- About Us
Virus developments are likely to play a smaller role in determining the economic outlook for frontier markets (FM) as new variants become less deadly. Nevertheless, FM are still set to face a number of challenges, from slowing economic recoveries to heightened inflationary pressures, leaving central banks with a tough balancing act.
Like the rest of the world, frontier markets have been grappling with an Omicron-driven surge in virus cases. But unlike previous outbreaks, restrictions have been light-touch, even as vaccination coverage in FM has lagged the rest of the world. Looking ahead, unless a more deadly variant emerges, further outbreaks are unlikely to require economically damaging restrictions.
That said, frontier markets still face challenges. First, some economic recoveries are losing steam. Slowing economic growth will likely put pressure on governments to keep fiscal policy accommodative, further delaying progress on sorely needed fiscal consolidation, chiefly in Argentina and Kenya. Second, higher energy costs and food prices are set to keep inflation elevated this year, prompting central banks to resume or start tightening policy. But FM assets are likely to be under pressure this year as the global tightening cycle picks up pace in H2. In contrast, the economic outlook for Vietnam, Romania and Slovenia is bright. In Vietnam, growth will be driven by exports and the reopening of the tourism sector. Growth in both Romania and Slovenia will be supported by the Recovery and Resilience Plan.
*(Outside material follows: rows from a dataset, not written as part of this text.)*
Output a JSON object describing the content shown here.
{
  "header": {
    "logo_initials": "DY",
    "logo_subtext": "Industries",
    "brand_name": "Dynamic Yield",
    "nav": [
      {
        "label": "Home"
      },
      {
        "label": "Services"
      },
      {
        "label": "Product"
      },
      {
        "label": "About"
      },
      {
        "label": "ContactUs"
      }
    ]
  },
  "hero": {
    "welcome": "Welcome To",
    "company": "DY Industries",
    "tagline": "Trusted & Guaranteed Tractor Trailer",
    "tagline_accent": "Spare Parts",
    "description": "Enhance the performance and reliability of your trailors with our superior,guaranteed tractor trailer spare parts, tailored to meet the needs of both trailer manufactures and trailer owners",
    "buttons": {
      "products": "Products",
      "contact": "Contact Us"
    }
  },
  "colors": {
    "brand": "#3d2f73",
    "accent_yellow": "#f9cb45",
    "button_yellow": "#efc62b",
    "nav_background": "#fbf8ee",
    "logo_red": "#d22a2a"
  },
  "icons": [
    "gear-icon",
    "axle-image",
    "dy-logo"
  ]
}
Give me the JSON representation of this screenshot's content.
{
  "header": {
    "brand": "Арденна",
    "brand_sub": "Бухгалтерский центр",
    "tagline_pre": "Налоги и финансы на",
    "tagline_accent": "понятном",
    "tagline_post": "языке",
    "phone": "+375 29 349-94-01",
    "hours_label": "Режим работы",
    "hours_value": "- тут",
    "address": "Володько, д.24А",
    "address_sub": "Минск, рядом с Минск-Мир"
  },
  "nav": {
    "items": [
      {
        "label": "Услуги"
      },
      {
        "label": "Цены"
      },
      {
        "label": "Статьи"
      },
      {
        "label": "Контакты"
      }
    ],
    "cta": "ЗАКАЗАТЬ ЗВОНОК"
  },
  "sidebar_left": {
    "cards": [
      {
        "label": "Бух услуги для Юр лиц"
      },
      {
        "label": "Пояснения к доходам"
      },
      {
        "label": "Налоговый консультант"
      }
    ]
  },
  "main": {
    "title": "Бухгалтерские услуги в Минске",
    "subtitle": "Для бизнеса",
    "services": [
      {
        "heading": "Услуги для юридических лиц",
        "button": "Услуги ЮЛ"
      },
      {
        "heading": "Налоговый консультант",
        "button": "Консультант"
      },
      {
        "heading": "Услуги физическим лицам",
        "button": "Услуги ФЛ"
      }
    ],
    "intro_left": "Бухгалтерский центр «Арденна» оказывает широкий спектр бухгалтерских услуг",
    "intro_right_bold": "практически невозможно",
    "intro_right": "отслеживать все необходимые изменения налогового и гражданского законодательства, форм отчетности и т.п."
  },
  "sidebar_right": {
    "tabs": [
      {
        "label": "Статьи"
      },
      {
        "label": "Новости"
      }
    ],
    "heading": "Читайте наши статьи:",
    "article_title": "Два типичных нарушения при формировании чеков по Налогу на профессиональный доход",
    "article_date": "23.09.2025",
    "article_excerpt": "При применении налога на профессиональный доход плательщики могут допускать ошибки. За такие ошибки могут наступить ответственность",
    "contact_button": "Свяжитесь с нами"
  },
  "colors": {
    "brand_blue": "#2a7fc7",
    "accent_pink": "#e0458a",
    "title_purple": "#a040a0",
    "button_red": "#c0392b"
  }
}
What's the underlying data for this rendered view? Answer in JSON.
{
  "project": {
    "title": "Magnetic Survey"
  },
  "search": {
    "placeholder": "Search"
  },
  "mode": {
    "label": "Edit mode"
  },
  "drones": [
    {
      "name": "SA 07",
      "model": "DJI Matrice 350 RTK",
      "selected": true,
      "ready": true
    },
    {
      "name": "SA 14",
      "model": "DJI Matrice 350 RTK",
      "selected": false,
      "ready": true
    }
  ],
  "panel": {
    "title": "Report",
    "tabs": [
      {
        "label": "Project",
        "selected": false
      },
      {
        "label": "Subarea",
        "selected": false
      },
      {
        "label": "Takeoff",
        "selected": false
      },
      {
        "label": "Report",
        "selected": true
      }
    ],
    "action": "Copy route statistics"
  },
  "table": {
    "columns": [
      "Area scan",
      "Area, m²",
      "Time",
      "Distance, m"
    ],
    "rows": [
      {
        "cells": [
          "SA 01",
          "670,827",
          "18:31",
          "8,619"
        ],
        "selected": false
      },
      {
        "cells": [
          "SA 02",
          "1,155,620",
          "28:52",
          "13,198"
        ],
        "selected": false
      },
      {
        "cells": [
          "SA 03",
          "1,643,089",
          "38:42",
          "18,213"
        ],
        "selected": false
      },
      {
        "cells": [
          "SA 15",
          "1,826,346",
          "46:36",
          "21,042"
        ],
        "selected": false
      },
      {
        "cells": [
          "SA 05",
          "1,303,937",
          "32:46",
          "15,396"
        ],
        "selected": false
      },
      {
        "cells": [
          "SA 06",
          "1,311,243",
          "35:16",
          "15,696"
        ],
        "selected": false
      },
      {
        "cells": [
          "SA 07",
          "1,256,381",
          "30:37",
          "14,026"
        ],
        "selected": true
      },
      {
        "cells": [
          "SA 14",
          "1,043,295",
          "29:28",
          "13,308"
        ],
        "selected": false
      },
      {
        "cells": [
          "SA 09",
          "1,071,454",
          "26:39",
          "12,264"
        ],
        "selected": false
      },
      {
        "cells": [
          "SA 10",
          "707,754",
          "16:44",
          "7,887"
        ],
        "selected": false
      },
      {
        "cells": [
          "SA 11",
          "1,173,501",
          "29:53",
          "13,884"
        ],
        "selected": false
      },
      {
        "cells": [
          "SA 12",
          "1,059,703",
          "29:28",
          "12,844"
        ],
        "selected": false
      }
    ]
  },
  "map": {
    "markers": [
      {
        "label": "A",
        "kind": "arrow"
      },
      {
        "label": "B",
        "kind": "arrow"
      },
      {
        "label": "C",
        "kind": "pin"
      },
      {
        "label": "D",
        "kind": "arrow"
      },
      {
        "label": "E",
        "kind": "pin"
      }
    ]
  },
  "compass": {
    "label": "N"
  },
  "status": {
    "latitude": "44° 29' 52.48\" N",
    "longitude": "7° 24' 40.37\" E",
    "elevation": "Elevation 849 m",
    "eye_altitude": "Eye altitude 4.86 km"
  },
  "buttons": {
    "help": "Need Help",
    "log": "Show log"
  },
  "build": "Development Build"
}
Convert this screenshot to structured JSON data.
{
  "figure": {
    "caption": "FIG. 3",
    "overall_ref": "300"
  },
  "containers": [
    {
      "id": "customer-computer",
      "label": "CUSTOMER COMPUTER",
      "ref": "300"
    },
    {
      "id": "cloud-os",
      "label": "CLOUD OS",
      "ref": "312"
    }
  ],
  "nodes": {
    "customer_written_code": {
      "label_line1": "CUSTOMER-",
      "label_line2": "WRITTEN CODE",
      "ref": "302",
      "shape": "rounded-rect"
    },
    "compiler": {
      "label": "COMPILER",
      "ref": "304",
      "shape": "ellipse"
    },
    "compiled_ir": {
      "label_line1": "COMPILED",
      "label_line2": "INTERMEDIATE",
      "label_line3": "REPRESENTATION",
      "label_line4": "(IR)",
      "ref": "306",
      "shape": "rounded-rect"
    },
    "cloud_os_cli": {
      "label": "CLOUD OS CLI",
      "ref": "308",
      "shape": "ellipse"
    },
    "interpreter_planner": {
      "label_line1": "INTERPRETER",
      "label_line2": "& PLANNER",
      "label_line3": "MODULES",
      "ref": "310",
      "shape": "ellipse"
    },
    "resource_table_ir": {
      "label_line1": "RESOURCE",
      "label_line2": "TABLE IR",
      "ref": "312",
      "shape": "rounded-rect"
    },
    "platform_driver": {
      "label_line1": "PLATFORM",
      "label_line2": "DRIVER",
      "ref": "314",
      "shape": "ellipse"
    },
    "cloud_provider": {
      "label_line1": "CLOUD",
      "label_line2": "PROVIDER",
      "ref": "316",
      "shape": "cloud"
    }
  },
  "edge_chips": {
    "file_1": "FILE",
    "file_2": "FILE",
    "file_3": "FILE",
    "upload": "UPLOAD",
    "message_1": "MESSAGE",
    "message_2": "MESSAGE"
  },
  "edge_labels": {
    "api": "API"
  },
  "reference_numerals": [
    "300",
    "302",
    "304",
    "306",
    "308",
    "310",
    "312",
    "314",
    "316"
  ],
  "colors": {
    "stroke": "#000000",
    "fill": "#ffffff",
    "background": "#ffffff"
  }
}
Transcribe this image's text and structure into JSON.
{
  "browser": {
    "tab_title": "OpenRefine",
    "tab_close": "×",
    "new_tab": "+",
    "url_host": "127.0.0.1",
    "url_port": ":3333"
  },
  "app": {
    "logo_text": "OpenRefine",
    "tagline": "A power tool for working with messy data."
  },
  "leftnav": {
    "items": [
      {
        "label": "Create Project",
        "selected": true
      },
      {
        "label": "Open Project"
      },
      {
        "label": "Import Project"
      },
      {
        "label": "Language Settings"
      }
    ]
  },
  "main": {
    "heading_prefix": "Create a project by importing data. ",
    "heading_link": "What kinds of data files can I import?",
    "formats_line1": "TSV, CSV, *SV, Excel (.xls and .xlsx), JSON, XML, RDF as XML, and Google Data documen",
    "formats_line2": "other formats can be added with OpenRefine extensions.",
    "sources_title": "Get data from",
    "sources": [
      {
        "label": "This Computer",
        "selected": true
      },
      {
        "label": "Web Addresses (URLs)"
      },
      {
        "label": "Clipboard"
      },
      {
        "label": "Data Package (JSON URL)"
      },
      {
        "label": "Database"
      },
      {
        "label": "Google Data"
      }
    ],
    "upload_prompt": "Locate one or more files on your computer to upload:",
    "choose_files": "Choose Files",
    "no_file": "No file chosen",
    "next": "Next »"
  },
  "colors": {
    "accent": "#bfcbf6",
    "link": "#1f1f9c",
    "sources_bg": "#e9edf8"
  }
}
FM equities have moderately outperformed emerging markets (EM) over the past six months, with equity prices for the former flat compared to a small decline in EM. But valuations offer a more mixed story. The 12M forward P/E of FM has improved from a 4.2% premium to EM six months ago to a 5.9% discount. This is in line with the five-year average. But 12M trailing FM dividend yields have dropped back, narrowing the gap to EM. Indeed, FM offer a dividend yield of 2.8%, a touch higher than the 2.5% for EM, albeit still significantly above the 1.8% for DM. Meanwhile, 12M forward EPS for FM are expected to be only 27% higher by end-22 compared to their pre-pandemic levels, softer than the 40% expected in EM.
Bringing this together, in our view, FM equities in general do not look particularly cheap relative to EM, especially when considering sluggish growth prospects. Therefore, we have become more selective with regards to country allocation in this environment. Taking into account the economic, policy and political outlook as well as valuation, we make the following changes to our allocation:
*The publication reflects asset performance up to 31 January, 2022, and macro events and data releases up to 10 February, 2022, unless indicated otherwise.
The information contained herein is obtained from sources believed by City of London Investment Management Company Limited to be accurate and reliable. No responsibility can be accepted under any circumstances for errors of fact or omission. Any forward looking statements or forecasts are based on assumptions and actual results may vary from any such statements or forecasts.
City of London Investment Management Company Limited (“CLIM”) is authorised and regulated for the conduct of investment business within the UK by the Financial Conduct Authority (FCA) and is registered as an Investment Advisor with the United States Securities and Exchange Commission (SEC). Registered in England and Wales No. 2851236. Registered Office: 77 Gracechurch Street, London, EC3V 0AS, England.
© 2022 City of London Investment Management Company Limited. All rights reserved.